"You don't have to be LDS to appreciate their stories, you don't have to be black to appreciate their stories," Gray said.
Exploring a difficult history
Another reason to reissue the "Standing on the Promises" books -- the final two volumes will be available from Zarahemla later this year -- is to continue to educate people both inside and outside the LDS Church about the sometimes rocky history of blacks and Mormons. As Bigelow put it, "With Mormonism's difficult past racial history, I think it's extremely important to share these stories of early black Mormon pioneers."
Sometime in the latter half of the 19th century, church officials began a practice of withholding the LDS priesthood from black members that continued until 1978. LDS Church officials have publicly stated that the origins of the priesthood ban are unknown, though many attribute it to statements made by Brigham Young and other early LDS leaders.
Black Latter-day Saints remained something of a rarity in the early decades of the 20th century, but the "Standing on the Promises" books bring many of their stories to light.
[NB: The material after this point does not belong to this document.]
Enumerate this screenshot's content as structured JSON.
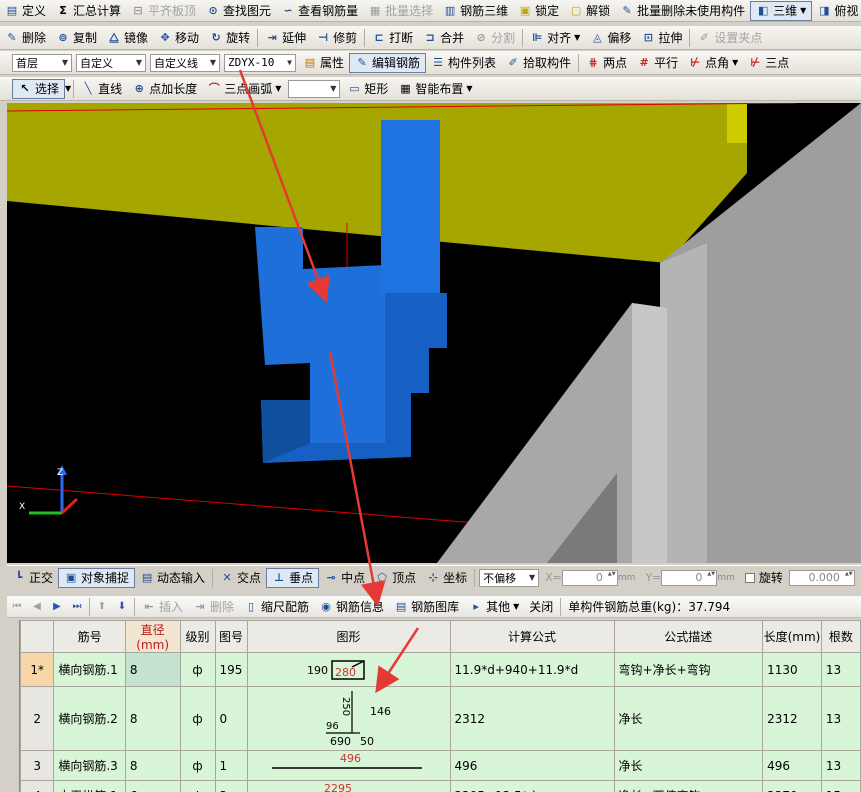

Young said that she's always been touched by the history of Len and Mary Hope, black Latter-day Saints who lived in Cincinnati.
The Hopes remained faithful members of the church throughout their lives, despite being asked by their bishop -- under pressure from white Latter-day Saints -- to not attend meetings with their Cincinnati congregation. "Their response was, 'Can we still pay tithing?'" Young said. "The missionaries would go to their home so they could take the sacrament. They would serve homemade ice cream and barbecue."
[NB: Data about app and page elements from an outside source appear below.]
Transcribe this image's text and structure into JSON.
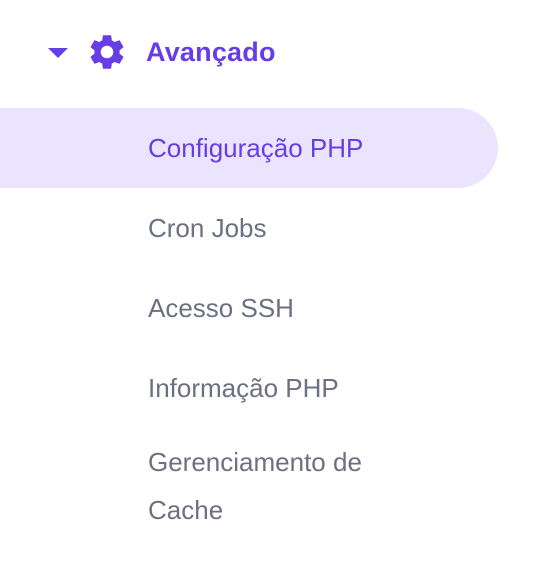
{
  "section": {
    "title": "Avançado",
    "icon": "gear-icon",
    "expanded": true,
    "accent_color": "#673de6"
  },
  "menu": {
    "items": [
      {
        "label": "Configuração PHP",
        "active": true
      },
      {
        "label": "Cron Jobs",
        "active": false
      },
      {
        "label": "Acesso SSH",
        "active": false
      },
      {
        "label": "Informação PHP",
        "active": false
      },
      {
        "label": "Gerenciamento de Cache",
        "active": false
      }
    ]
  },
  "colors": {
    "accent": "#673de6",
    "active_background": "#ebe4ff",
    "text_muted": "#6d7081"
  }
}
Young said that the authors also have been able to correct errors that have come to light in the decade that has passed since the books were first published. "We want these books to be available in the future, and we want them to be accurate," she said.
One inconsistency that Young and Gray knew about when "One More River to Cross" first went to press has also been addressed. In 2000, the authors had no photograph available of Jane Manning James, a major figure in the book, and perhaps the most famous black Mormon of the pioneer era. Deseret Book used a stock historical image on the book's cover instead.
Later on, descendants of James contacted the authors to share a photo from James's later years that has since been widely circulated -- and is now on the cover of the Zarahemla edition of "One More River to Cross."
"It's a gorgeous picture," Young said. One more detail to enrich the authors' revisitation of a timeless story.